= Goal of the exercise =
I need the number of lines in the listing below that contain "description", and only that number.

**** Record excerpts ****

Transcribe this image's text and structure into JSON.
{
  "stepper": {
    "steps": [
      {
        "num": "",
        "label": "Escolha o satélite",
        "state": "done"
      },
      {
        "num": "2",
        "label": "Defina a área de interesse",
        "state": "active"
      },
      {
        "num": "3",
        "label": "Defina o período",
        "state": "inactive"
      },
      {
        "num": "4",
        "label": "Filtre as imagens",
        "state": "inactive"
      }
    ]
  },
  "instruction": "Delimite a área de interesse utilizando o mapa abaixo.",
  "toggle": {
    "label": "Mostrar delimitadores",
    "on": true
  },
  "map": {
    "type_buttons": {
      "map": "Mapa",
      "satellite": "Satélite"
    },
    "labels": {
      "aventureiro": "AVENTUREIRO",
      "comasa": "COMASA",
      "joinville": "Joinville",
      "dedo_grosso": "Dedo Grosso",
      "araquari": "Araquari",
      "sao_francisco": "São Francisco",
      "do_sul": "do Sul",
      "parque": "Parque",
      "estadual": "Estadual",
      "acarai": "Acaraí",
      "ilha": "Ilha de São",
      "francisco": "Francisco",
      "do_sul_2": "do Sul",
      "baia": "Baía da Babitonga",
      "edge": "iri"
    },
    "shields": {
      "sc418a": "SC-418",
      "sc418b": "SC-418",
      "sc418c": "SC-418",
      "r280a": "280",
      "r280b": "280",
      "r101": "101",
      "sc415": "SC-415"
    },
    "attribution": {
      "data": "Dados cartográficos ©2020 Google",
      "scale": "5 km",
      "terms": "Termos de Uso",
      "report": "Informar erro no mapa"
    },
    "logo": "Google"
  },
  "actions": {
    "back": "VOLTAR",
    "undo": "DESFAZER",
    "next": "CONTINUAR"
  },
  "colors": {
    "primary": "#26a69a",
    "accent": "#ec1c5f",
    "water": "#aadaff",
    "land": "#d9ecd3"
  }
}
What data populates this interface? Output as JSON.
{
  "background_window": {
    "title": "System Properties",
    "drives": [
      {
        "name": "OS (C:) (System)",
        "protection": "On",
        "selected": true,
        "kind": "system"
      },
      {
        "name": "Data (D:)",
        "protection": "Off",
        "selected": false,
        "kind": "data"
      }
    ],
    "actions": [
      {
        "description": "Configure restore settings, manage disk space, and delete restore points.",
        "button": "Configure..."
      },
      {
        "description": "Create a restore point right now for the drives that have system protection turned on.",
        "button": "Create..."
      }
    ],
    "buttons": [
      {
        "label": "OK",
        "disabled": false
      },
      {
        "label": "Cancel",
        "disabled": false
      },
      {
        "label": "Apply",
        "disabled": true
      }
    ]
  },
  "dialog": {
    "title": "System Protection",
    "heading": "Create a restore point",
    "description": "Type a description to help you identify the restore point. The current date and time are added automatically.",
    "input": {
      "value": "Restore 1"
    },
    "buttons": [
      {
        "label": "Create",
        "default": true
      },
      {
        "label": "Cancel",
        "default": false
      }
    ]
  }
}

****

= Task solution =
3